**** MATERIAL FOR THIS EXERCISE

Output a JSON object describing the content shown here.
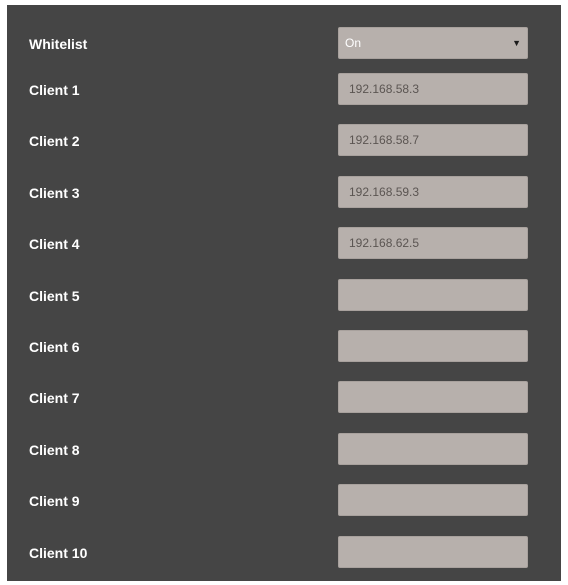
{
  "whitelist": {
    "label": "Whitelist",
    "value": "On"
  },
  "clients": [
    {
      "label": "Client 1",
      "value": "192.168.58.3"
    },
    {
      "label": "Client 2",
      "value": "192.168.58.7"
    },
    {
      "label": "Client 3",
      "value": "192.168.59.3"
    },
    {
      "label": "Client 4",
      "value": "192.168.62.5"
    },
    {
      "label": "Client 5",
      "value": ""
    },
    {
      "label": "Client 6",
      "value": ""
    },
    {
      "label": "Client 7",
      "value": ""
    },
    {
      "label": "Client 8",
      "value": ""
    },
    {
      "label": "Client 9",
      "value": ""
    },
    {
      "label": "Client 10",
      "value": ""
    }
  ],
  "icons": {
    "dropdown": "caret-down-icon"
  },
  "colors": {
    "panel_background": "#454545",
    "field_background": "#b7b0ac",
    "label_text": "#ffffff",
    "field_text": "#5b5552"
  }
}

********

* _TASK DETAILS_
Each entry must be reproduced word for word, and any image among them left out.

* _WRITTEN RESPONSE_
Output a JSON object describing the content shown here.
{
  "whitelist": {
    "label": "Whitelist",
    "value": "On"
  },
  "clients": [
    {
      "label": "Client 1",
      "value": "192.168.58.3"
    },
    {
      "label": "Client 2",
      "value": "192.168.58.7"
    },
    {
      "label": "Client 3",
      "value": "192.168.59.3"
    },
    {
      "label": "Client 4",
      "value": "192.168.62.5"
    },
    {
      "label": "Client 5",
      "value": ""
    },
    {
      "label": "Client 6",
      "value": ""
    },
    {
      "label": "Client 7",
      "value": ""
    },
    {
      "label": "Client 8",
      "value": ""
    },
    {
      "label": "Client 9",
      "value": ""
    },
    {
      "label": "Client 10",
      "value": ""
    }
  ],
  "icons": {
    "dropdown": "caret-down-icon"
  },
  "colors": {
    "panel_background": "#454545",
    "field_background": "#b7b0ac",
    "label_text": "#ffffff",
    "field_text": "#5b5552"
  }
}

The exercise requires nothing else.